WHAT THIS TASK INVOLVES
In the records below, copy the line that contains "Transcribe this image's" and each line after it, word for word, through the last.

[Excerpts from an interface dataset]
•••
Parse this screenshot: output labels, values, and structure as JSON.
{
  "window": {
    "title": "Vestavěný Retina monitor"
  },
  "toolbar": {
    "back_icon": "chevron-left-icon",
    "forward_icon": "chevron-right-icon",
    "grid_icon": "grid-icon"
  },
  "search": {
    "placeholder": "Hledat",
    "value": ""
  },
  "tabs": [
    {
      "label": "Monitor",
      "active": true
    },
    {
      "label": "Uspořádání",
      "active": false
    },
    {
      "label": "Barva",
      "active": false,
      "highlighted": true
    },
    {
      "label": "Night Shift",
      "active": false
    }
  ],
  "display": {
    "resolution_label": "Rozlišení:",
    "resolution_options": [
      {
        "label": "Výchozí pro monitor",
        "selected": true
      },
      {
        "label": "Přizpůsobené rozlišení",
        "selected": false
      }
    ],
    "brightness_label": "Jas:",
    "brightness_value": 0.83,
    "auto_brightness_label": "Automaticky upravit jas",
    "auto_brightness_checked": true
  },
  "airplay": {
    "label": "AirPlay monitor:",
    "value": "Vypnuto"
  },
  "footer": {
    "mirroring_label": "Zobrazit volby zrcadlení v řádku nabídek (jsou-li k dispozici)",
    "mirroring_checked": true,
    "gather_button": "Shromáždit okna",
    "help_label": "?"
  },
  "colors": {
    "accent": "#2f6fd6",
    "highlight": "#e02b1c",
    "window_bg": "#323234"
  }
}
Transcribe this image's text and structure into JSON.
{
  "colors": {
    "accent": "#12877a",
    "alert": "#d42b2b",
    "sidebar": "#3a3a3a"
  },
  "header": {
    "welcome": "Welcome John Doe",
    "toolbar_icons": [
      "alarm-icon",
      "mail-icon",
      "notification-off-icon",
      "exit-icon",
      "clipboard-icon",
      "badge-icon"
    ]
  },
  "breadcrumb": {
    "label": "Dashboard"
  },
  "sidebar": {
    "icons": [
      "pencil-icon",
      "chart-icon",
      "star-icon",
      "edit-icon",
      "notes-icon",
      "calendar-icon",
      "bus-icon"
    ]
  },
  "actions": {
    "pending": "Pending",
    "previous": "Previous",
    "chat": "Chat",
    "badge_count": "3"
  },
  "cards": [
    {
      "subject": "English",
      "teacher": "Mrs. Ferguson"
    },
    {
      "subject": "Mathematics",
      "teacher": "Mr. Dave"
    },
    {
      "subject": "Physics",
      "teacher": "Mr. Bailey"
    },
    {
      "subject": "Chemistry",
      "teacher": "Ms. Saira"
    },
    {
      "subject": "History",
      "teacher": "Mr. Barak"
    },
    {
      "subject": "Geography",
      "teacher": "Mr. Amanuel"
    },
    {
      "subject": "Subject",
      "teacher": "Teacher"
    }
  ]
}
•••
COMPLETED TASK
Transcribe this image's text and structure into JSON.
{
  "colors": {
    "accent": "#12877a",
    "alert": "#d42b2b",
    "sidebar": "#3a3a3a"
  },
  "header": {
    "welcome": "Welcome John Doe",
    "toolbar_icons": [
      "alarm-icon",
      "mail-icon",
      "notification-off-icon",
      "exit-icon",
      "clipboard-icon",
      "badge-icon"
    ]
  },
  "breadcrumb": {
    "label": "Dashboard"
  },
  "sidebar": {
    "icons": [
      "pencil-icon",
      "chart-icon",
      "star-icon",
      "edit-icon",
      "notes-icon",
      "calendar-icon",
      "bus-icon"
    ]
  },
  "actions": {
    "pending": "Pending",
    "previous": "Previous",
    "chat": "Chat",
    "badge_count": "3"
  },
  "cards": [
    {
      "subject": "English",
      "teacher": "Mrs. Ferguson"
    },
    {
      "subject": "Mathematics",
      "teacher": "Mr. Dave"
    },
    {
      "subject": "Physics",
      "teacher": "Mr. Bailey"
    },
    {
      "subject": "Chemistry",
      "teacher": "Ms. Saira"
    },
    {
      "subject": "History",
      "teacher": "Mr. Barak"
    },
    {
      "subject": "Geography",
      "teacher": "Mr. Amanuel"
    },
    {
      "subject": "Subject",
      "teacher": "Teacher"
    }
  ]
}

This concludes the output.